▶ What is required: Pull each line containing "clipboard" out of the listing below.
Start of Block
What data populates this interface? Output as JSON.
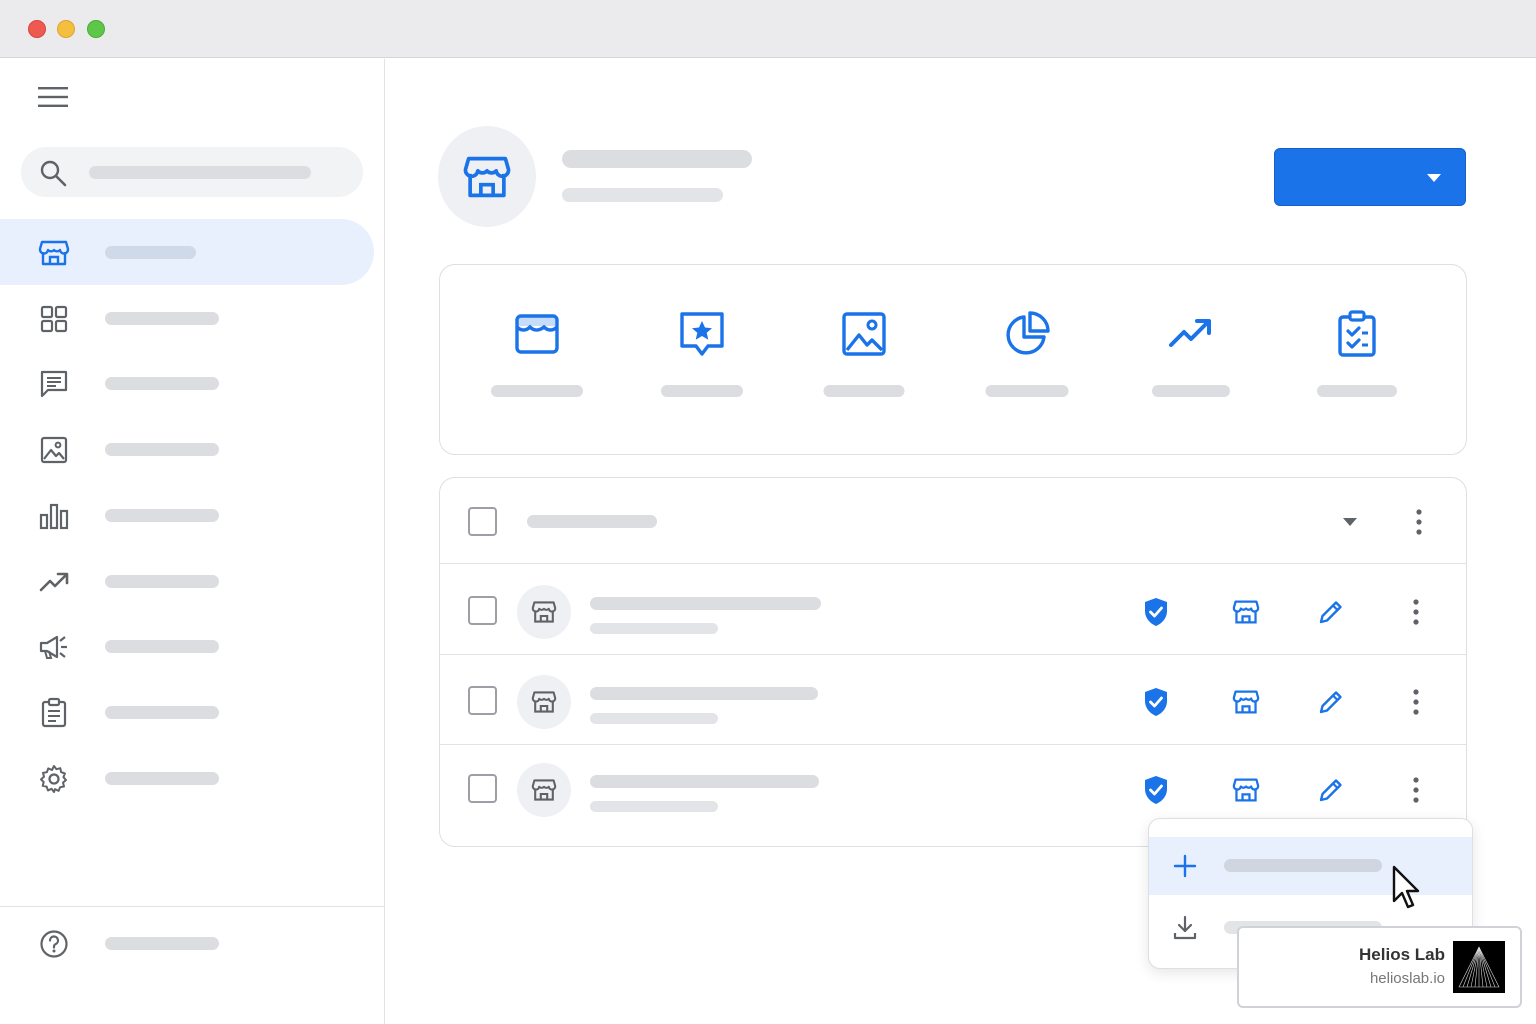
{
  "colors": {
    "accent": "#1a73e8",
    "active_nav_bg": "#e8f0fe",
    "placeholder_gray": "#dcdde0",
    "icon_gray": "#5f6368"
  },
  "window": {
    "controls": [
      "close",
      "minimize",
      "maximize"
    ]
  },
  "sidebar": {
    "menu_icon": "hamburger-icon",
    "search_icon": "search-icon",
    "items": [
      {
        "icon": "storefront-icon",
        "active": true
      },
      {
        "icon": "grid-icon",
        "active": false
      },
      {
        "icon": "message-icon",
        "active": false
      },
      {
        "icon": "image-icon",
        "active": false
      },
      {
        "icon": "bar-chart-icon",
        "active": false
      },
      {
        "icon": "trending-up-icon",
        "active": false
      },
      {
        "icon": "megaphone-icon",
        "active": false
      },
      {
        "icon": "clipboard-icon",
        "active": false
      },
      {
        "icon": "gear-icon",
        "active": false
      }
    ],
    "help_icon": "help-icon"
  },
  "header": {
    "avatar_icon": "storefront-icon",
    "primary_action_icon": "caret-down-icon"
  },
  "features": [
    {
      "icon": "storefront-icon"
    },
    {
      "icon": "review-star-icon"
    },
    {
      "icon": "image-icon"
    },
    {
      "icon": "pie-chart-icon"
    },
    {
      "icon": "trending-up-icon"
    },
    {
      "icon": "clipboard-check-icon"
    }
  ],
  "table": {
    "rows": [
      {
        "actions": [
          "verified-shield-icon",
          "storefront-icon",
          "pencil-icon",
          "more-vertical-icon"
        ]
      },
      {
        "actions": [
          "verified-shield-icon",
          "storefront-icon",
          "pencil-icon",
          "more-vertical-icon"
        ]
      },
      {
        "actions": [
          "verified-shield-icon",
          "storefront-icon",
          "pencil-icon",
          "more-vertical-icon"
        ]
      }
    ]
  },
  "menu": {
    "items": [
      {
        "icon": "plus-icon",
        "hovered": true
      },
      {
        "icon": "download-icon",
        "hovered": false
      }
    ]
  },
  "brand": {
    "name": "Helios Lab",
    "url": "helioslab.io"
  }
}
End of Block
▶ Written reply:
        "icon": "clipboard-icon",
      "icon": "clipboard-check-icon"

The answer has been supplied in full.